Work task —
For the records below, count the lines containing the word "text" and reply with the number alone.

Information supplied section start

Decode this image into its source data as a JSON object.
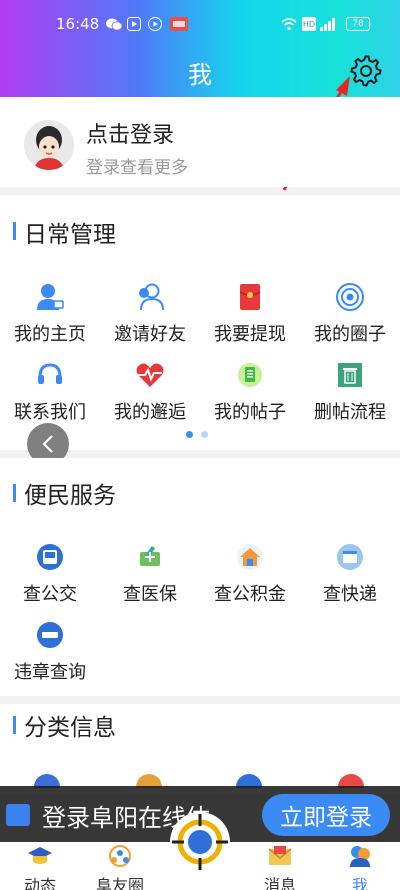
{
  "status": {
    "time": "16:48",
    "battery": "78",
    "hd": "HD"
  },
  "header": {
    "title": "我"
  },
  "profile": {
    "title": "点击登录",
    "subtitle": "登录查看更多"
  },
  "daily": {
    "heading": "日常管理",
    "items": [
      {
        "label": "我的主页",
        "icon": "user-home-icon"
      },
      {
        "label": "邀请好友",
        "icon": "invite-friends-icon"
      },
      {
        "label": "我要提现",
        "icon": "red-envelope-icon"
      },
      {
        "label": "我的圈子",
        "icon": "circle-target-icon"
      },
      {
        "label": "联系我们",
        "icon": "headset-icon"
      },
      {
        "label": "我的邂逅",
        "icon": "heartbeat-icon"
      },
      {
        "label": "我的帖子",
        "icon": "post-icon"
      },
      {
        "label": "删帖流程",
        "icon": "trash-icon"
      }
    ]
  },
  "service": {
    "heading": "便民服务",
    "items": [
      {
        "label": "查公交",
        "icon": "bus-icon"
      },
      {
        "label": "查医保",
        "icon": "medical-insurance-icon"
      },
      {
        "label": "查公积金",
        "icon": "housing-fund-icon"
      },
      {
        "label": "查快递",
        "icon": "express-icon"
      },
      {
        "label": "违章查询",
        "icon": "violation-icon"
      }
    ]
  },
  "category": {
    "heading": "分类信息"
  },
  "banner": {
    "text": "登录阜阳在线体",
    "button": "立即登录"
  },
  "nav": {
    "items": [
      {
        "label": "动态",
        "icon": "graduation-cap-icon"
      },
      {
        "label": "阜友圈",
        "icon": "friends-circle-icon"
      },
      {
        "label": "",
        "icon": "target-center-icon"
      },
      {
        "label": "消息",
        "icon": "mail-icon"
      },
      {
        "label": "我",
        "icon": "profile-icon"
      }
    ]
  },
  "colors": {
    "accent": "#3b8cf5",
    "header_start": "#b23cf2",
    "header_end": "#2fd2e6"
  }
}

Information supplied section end
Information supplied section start

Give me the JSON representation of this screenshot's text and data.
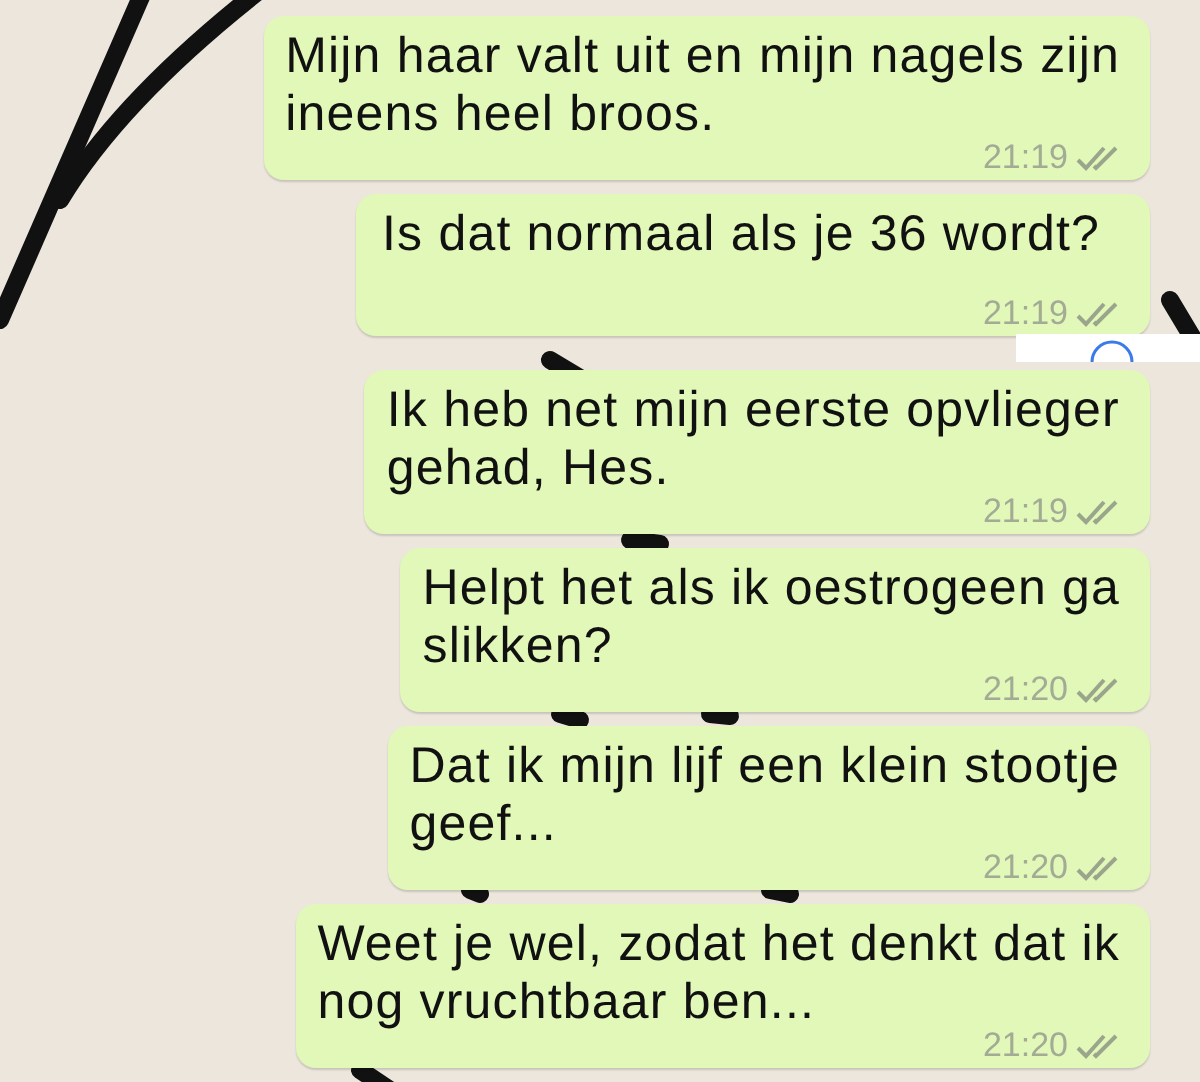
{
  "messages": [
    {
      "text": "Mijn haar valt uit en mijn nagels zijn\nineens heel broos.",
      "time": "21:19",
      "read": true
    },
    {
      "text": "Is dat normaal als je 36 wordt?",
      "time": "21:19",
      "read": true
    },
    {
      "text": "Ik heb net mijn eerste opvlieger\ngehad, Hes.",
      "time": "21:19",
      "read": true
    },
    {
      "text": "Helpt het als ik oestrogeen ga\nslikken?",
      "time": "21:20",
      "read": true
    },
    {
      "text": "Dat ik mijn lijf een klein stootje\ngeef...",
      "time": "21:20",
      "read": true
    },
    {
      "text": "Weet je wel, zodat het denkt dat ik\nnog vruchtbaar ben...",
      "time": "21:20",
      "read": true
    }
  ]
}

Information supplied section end

Response below —
8